“It was the golden age of television,” he said. “The sitcom really took root in the ‘50s and ‘60s. People just wanted to be entertained for humor’s sake.”
CBS felt “The Munsters” had the potential to be a hit show. The network heavily promoted the show with merchandise including lunch boxes and toys. “They felt it was going to be good,” Patrick said. “On paper, it was pretty unusual, monsters living next door. It was kind of an experimental thing, but it got out of the starting gate and it was a top-10 show really fast.
“There were a lot of photographers, a lot of promotion,” he said. “Fred, Al and Yvonne were big stars, so they had some already-in-place publicity. The guest stars that we had were great, so we had a big push going.”
Seven months before “The Munsters” premiered, the Beatles appeared for the first time on “The Ed Sullivan Show.”
Patrick missed out on a chance to meet the band.

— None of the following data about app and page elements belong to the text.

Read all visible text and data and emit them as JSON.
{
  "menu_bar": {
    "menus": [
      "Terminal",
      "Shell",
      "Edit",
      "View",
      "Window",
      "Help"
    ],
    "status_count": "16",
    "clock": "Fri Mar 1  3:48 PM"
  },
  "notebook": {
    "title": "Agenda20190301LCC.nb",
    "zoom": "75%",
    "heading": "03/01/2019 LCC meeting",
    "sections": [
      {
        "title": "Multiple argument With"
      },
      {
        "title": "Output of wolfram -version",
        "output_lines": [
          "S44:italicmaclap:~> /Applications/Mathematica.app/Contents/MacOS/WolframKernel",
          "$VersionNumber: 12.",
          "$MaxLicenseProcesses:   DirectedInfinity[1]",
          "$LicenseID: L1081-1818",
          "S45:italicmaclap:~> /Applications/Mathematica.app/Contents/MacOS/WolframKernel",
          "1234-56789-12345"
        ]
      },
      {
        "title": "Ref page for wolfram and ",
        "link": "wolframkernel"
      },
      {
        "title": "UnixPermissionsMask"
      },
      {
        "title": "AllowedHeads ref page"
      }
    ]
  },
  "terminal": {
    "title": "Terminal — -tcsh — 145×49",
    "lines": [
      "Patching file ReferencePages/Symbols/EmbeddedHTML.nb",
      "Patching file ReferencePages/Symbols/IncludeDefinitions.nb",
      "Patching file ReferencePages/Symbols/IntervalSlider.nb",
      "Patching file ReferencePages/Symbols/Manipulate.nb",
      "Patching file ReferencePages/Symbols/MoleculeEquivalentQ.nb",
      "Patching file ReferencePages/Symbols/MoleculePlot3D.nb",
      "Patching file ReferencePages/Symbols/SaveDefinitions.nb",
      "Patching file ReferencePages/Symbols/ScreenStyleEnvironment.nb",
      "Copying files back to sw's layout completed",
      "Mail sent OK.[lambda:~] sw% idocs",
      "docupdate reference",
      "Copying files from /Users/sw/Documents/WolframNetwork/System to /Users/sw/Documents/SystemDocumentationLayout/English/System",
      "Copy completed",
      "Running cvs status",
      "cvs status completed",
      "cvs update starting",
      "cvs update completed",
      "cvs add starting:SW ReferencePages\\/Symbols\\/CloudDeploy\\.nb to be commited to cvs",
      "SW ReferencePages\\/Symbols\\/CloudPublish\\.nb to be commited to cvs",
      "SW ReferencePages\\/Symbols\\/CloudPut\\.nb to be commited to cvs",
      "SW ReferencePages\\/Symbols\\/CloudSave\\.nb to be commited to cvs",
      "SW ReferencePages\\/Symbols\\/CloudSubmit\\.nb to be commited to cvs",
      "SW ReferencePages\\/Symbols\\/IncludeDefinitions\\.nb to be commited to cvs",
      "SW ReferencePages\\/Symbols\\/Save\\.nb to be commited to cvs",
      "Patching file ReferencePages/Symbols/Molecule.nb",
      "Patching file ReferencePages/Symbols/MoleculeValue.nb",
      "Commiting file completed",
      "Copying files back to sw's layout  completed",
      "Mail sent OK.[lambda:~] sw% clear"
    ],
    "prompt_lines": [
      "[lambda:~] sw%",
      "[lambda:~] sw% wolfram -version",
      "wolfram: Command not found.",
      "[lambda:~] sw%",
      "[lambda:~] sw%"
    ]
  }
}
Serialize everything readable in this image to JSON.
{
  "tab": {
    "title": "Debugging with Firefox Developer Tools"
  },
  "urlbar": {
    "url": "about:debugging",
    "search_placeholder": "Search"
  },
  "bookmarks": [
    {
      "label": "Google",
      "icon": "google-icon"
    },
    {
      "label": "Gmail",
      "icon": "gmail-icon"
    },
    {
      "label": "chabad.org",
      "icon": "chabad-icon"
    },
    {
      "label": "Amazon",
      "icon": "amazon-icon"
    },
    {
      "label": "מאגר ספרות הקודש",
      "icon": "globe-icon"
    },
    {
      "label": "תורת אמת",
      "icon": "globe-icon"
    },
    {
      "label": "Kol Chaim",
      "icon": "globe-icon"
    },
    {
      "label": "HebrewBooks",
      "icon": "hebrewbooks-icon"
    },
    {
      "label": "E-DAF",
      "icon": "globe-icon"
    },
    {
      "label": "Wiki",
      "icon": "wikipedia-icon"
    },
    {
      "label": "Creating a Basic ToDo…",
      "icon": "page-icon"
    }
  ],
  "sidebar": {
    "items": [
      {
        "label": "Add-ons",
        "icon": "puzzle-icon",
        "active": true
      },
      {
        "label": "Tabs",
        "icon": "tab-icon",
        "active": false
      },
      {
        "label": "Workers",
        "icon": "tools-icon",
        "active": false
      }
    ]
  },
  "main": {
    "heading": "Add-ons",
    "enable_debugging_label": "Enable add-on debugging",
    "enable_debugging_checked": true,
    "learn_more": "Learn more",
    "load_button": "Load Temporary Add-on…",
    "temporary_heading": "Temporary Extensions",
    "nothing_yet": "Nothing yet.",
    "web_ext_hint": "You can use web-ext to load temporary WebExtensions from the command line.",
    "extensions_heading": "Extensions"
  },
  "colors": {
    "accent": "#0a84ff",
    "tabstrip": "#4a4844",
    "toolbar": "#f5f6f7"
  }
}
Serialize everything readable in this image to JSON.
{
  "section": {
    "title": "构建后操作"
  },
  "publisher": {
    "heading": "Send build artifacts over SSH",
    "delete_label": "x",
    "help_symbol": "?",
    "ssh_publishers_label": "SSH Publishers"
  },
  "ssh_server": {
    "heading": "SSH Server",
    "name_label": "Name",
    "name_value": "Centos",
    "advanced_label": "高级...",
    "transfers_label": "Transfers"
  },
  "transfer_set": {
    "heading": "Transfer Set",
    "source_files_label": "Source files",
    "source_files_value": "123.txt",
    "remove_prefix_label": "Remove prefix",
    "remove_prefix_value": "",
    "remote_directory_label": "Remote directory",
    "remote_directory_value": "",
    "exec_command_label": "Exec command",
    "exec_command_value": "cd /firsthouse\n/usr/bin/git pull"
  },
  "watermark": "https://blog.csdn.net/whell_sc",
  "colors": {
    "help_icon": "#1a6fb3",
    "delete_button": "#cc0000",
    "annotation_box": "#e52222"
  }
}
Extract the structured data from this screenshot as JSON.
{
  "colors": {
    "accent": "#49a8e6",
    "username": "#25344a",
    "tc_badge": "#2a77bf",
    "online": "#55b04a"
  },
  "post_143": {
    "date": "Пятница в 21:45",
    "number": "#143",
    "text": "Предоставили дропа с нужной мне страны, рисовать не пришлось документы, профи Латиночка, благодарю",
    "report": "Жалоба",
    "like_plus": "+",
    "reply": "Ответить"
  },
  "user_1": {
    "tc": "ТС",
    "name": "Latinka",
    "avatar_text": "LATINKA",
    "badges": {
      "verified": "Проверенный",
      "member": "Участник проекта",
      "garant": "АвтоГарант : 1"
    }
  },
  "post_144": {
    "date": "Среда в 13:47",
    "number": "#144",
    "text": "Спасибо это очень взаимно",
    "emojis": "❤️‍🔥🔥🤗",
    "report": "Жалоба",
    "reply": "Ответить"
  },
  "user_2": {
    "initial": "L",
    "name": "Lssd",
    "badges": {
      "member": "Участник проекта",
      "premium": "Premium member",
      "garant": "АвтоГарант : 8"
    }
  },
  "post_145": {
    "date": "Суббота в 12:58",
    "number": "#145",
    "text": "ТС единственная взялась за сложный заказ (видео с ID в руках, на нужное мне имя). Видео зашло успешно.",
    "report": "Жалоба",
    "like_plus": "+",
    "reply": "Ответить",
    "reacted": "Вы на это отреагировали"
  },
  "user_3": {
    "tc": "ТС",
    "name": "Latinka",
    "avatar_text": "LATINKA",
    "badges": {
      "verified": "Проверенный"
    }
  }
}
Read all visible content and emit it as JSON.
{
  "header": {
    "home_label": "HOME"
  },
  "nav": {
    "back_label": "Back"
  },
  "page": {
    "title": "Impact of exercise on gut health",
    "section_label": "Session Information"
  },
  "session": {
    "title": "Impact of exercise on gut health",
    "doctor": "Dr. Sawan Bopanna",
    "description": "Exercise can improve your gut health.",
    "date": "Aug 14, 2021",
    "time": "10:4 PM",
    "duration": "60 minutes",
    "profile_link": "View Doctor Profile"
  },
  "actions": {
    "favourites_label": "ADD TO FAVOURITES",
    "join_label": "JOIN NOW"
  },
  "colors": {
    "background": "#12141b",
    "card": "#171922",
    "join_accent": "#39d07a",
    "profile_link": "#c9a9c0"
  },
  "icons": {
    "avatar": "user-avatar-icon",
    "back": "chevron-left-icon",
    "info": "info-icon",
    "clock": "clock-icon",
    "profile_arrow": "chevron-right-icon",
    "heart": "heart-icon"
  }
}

“They actually came out on the Munster set, visited us and stayed in the Universal dressing rooms for security reasons rather than stay in hotel,” he said. “I didn’t get a chance to meet them that day. I was off. They were fans of the show. The Beatles, they were huge for a young kid. I loved them.”
Patrick, now 63, continued to act after “The Munsters.” He guest-starred on several TV shows, including “Death Valley Days,” “The Monkees,” “Daniel Boone” and “Adam-12;” had a recurring role as Gordon Dearing on “My Three Sons;” played Mark on “Lidsville,” a children’s show, in 1971-72; and played himself on an episode of “The Simpsons” in 1989.
He’s now sober after years of alcohol and drug abuse and is also a cancer survivor. He and Leila were married last year and now live in Missouri in a home that once belong to his grandmother.
These days, Patrick maintains munsters.com, the show’s official website that includes Munsters news, trivia, merchandise and cast biographies.
“The Munsters” is as popular as ever, even 51 years after the show went off the air.
“It holds its own,” Patrick said. “There’s a new generation of kids watching it with their parents and grandparents. I’m sure we’ll be around for another 50 years.”